Ivan Illich describes the complex relationship of the light emanating from the manuscript’s page to the reader’s eye in the following analysis of the 12th-century theologian Hugh of St. Victor’s writings: ‘The light of medieval manuscripts “seeks” the eye, as God “reaches out” to the soul…. For Hugh the page radiates, but not only the page; the eye also sparkles’. Reading is a means of bringing light back into the world that was darkened through sin, according to Hugh of St. Victor. This idea of the reader’s enlightenment relates in an metaphoric way to the light source in manuscript paintings.

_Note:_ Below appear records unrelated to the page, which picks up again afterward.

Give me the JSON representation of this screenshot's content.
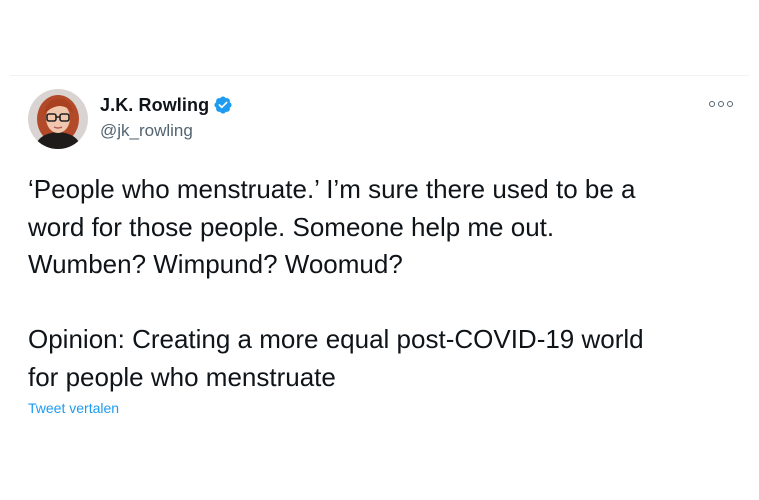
{
  "tweet": {
    "author": {
      "display_name": "J.K. Rowling",
      "handle": "@jk_rowling",
      "verified": true,
      "avatar_icon": "profile-photo-icon"
    },
    "more_icon": "more-options-icon",
    "text_lines_1": [
      "‘People who menstruate.’ I’m sure there used to be a",
      "word for those people. Someone help me out.",
      "Wumben? Wimpund? Woomud?"
    ],
    "text_lines_2": [
      "Opinion: Creating a more equal post-COVID-19 world",
      "for people who menstruate"
    ],
    "translate_label": "Tweet vertalen"
  },
  "colors": {
    "text_primary": "#0f1419",
    "text_secondary": "#536471",
    "accent": "#1d9bf0",
    "divider": "#eff3f4"
  }
}
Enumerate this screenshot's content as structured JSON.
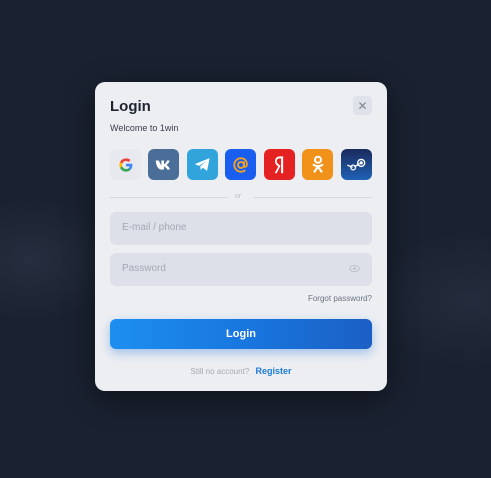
{
  "dialog": {
    "title": "Login",
    "subtitle": "Welcome to 1win",
    "close_icon": "close-icon"
  },
  "social": [
    {
      "name": "google",
      "icon": "google-icon",
      "bg": "#e7e9ee"
    },
    {
      "name": "vk",
      "icon": "vk-icon",
      "bg": "#4a6e97"
    },
    {
      "name": "telegram",
      "icon": "telegram-icon",
      "bg": "#31a4dc"
    },
    {
      "name": "mailru",
      "icon": "mailru-icon",
      "bg": "#1a5ef0"
    },
    {
      "name": "yandex",
      "icon": "yandex-icon",
      "bg": "#e52222"
    },
    {
      "name": "odnoklassniki",
      "icon": "odnoklassniki-icon",
      "bg": "#f0921a"
    },
    {
      "name": "steam",
      "icon": "steam-icon",
      "bg": "#1c3f80"
    }
  ],
  "divider": {
    "text": "or"
  },
  "form": {
    "email_placeholder": "E-mail / phone",
    "password_placeholder": "Password",
    "forgot_label": "Forgot password?",
    "login_label": "Login"
  },
  "footer": {
    "prompt": "Still no account?",
    "register_label": "Register"
  },
  "colors": {
    "accent": "#1b78e0",
    "background": "#1b2230",
    "modal": "#eceef2"
  }
}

Light may not carry the associations with the Divine that it did for Hugh, but today we’re still preoccupied with this interrelationship between the surface, the light source, and the viewer’s eyes. To bring the discussion full circle, Jens Stenger, former Harvard conservation scientist, made this comment about the thought process behind the new conservation technique employed on the Rothko murals: ‘In human color perception you have a light source, a surface, and a viewer, and the three interact. If you can’t change the surface, you can change the light source to change the color’. The interplay of these basic elements is infinite and ensures our continued fascination with the subject.